“We installed an entire energy recovery system in their house,” adds Graham, who worked closely with Spang on the remodel, which not only updated the interior structure of the home but also made it far more energy efficient. “We took the house from having a more traditional colonial floor plan to an open one,” Graham says. “It was also important that we bring in Scandinavian design elements to reflect Dagmar’s background.” The result is “a bit different from the other houses in this region,” says Graham. From the street, the Sullivans’ home, with its stained dark gray clapboards, appears perfectly suited to the neighborhood. Inside is a different story. You could just as easily be in a Copenhagen townhouse as the suburbs of southern Maine. Fortunately, the simple lines of New England colonial homes pair well with Danish minimalism, and there are plenty of shared principles between Maine culture and Nordic style. One of these shared values is the emphasis on natural elements, such as earthy gardens and toasty fires, both of which can be found on the property.

In the spacious and light-filled living room, embers are glowing in the modern fireplace (which Dagmar converted from an old-fashioned American-style piece to a contemporary Danish woodstove with an insert), and there’s plenty of wood waiting next to it. A collection of birch logs sits stacked in a rectangular, sharp-edged steel holder that Dagmar purchased in Denmark and brought back in a suitcase. Dagmar and Kevin are so dedicated to the comforts of wood-burning fires that they’ve installed an outdoor fireplace on the front patio and another one in the backyard. “For three seasons out of the year, we eat in the yard,” she says.
“We wanted a big fireplace outside so we could have our dinner in the garden.
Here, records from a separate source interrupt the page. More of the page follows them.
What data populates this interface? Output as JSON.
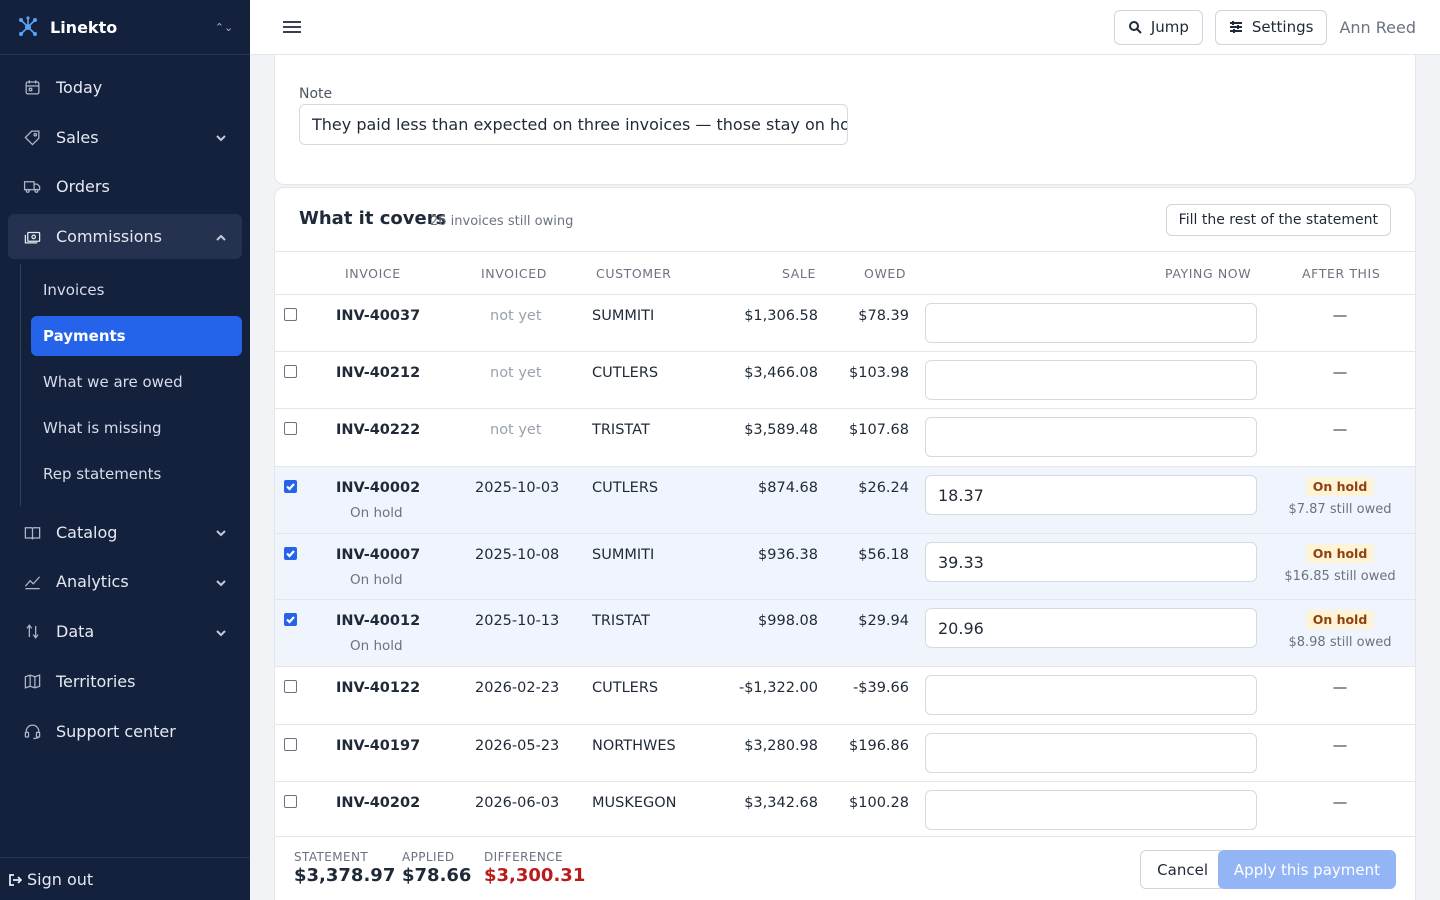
{
  "app": {
    "name": "Linekto"
  },
  "sidebar": {
    "items": [
      {
        "label": "Today",
        "icon": "calendar-icon"
      },
      {
        "label": "Sales",
        "icon": "tag-icon",
        "expandable": true
      },
      {
        "label": "Orders",
        "icon": "truck-icon"
      },
      {
        "label": "Commissions",
        "icon": "cash-icon",
        "expandable": true,
        "expanded": true
      },
      {
        "label": "Catalog",
        "icon": "book-icon",
        "expandable": true
      },
      {
        "label": "Analytics",
        "icon": "chart-line-icon",
        "expandable": true
      },
      {
        "label": "Data",
        "icon": "arrows-sort-icon",
        "expandable": true
      },
      {
        "label": "Territories",
        "icon": "map-icon"
      },
      {
        "label": "Support center",
        "icon": "headset-icon"
      }
    ],
    "sub_items": [
      {
        "label": "Invoices"
      },
      {
        "label": "Payments",
        "active": true
      },
      {
        "label": "What we are owed"
      },
      {
        "label": "What is missing"
      },
      {
        "label": "Rep statements"
      }
    ],
    "sign_out": "Sign out"
  },
  "topbar": {
    "jump_label": "Jump",
    "settings_label": "Settings",
    "user_name": "Ann Reed"
  },
  "note": {
    "label": "Note",
    "value": "They paid less than expected on three invoices — those stay on hold."
  },
  "covers": {
    "title": "What it covers",
    "subtitle": "26 invoices still owing",
    "fill_button": "Fill the rest of the statement",
    "columns": [
      "INVOICE",
      "INVOICED",
      "CUSTOMER",
      "SALE",
      "OWED",
      "PAYING NOW",
      "AFTER THIS"
    ],
    "rows": [
      {
        "invoice": "INV-40037",
        "invoiced": "not yet",
        "customer": "SUMMITI",
        "sale": "$1,306.58",
        "owed": "$78.39",
        "paying": "",
        "checked": false,
        "after": "—"
      },
      {
        "invoice": "INV-40212",
        "invoiced": "not yet",
        "customer": "CUTLERS",
        "sale": "$3,466.08",
        "owed": "$103.98",
        "paying": "",
        "checked": false,
        "after": "—"
      },
      {
        "invoice": "INV-40222",
        "invoiced": "not yet",
        "customer": "TRISTAT",
        "sale": "$3,589.48",
        "owed": "$107.68",
        "paying": "",
        "checked": false,
        "after": "—"
      },
      {
        "invoice": "INV-40002",
        "status": "On hold",
        "invoiced": "2025-10-03",
        "customer": "CUTLERS",
        "sale": "$874.68",
        "owed": "$26.24",
        "paying": "18.37",
        "checked": true,
        "badge": "On hold",
        "still_owed": "$7.87 still owed"
      },
      {
        "invoice": "INV-40007",
        "status": "On hold",
        "invoiced": "2025-10-08",
        "customer": "SUMMITI",
        "sale": "$936.38",
        "owed": "$56.18",
        "paying": "39.33",
        "checked": true,
        "badge": "On hold",
        "still_owed": "$16.85 still owed"
      },
      {
        "invoice": "INV-40012",
        "status": "On hold",
        "invoiced": "2025-10-13",
        "customer": "TRISTAT",
        "sale": "$998.08",
        "owed": "$29.94",
        "paying": "20.96",
        "checked": true,
        "badge": "On hold",
        "still_owed": "$8.98 still owed"
      },
      {
        "invoice": "INV-40122",
        "invoiced": "2026-02-23",
        "customer": "CUTLERS",
        "sale": "-$1,322.00",
        "owed": "-$39.66",
        "paying": "",
        "checked": false,
        "after": "—"
      },
      {
        "invoice": "INV-40197",
        "invoiced": "2026-05-23",
        "customer": "NORTHWES",
        "sale": "$3,280.98",
        "owed": "$196.86",
        "paying": "",
        "checked": false,
        "after": "—"
      },
      {
        "invoice": "INV-40202",
        "invoiced": "2026-06-03",
        "customer": "MUSKEGON",
        "sale": "$3,342.68",
        "owed": "$100.28",
        "paying": "",
        "checked": false,
        "after": "—"
      }
    ]
  },
  "summary": {
    "statement_label": "STATEMENT",
    "statement_value": "$3,378.97",
    "applied_label": "APPLIED",
    "applied_value": "$78.66",
    "difference_label": "DIFFERENCE",
    "difference_value": "$3,300.31",
    "cancel_label": "Cancel",
    "apply_label": "Apply this payment"
  },
  "colors": {
    "sidebar_bg": "#14213d",
    "accent": "#2563eb",
    "danger": "#b91c1c",
    "hold_badge_bg": "#fdf3d7"
  }
}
We have a separate set of dishes for the backyard, too.” When all three of their daughters are in town, they like to spend hours catching up in the backyard, lounging in the garden, and eating late dinners al fresco.

Like the interior of her home, Dagmar’s backyard is a study in understated elegance. “Years ago, my mother told me that properties in the United States are so large that you need to treat the land like a park,” she says. Dagmar took this advice to heart and designed hers with a focus on functionality. Boxwood, blueberry, and azalea bushes form neat hedges around the pool and the garden, while a green lawn provides plenty of space for entertaining guests. Rhododendrons and hydrangeas supply pops of color throughout the season, as do her newly planted rosebushes. “I had never done roses before, but I am just loving them,” she says. “I try to keep it simple, because I don’t want to be a slave to the garden. I want to enjoy it.”

Dagmar clearly takes pleasure in order. When she shows me her closet, it’s filled with clothes of similar natural hues, rolled into tidy packets and arranged by color. Her linen closet follows a similar layout, as do her drawers and bookshelves. She knows where every item is located. And by choosing a simple color palette—white, natural linen, and soft gray—everything in her home is guaranteed to coordinate. “When we were designing the remodel, I knew I want everything to be square,” she says as she sips coffee from a blue and white Royal Copenhagen porcelain mug. She likes sharp edges, straight lines, and, she says, a well-packed dishwasher (“I don’t want any of my dishes to move in there.”) “I have chosen things that won’t go out of style,” she says. “It’s why all my couches are natural colored, so they will never look outdated.”

After 16 years of living in this home, and 3 of them in the renovated version, Dagmar is finally satisfied with how the different elements and influences have come together. As she says, “I wake up every day, and I say to my husband, ‘There is nothing here I want to change.’”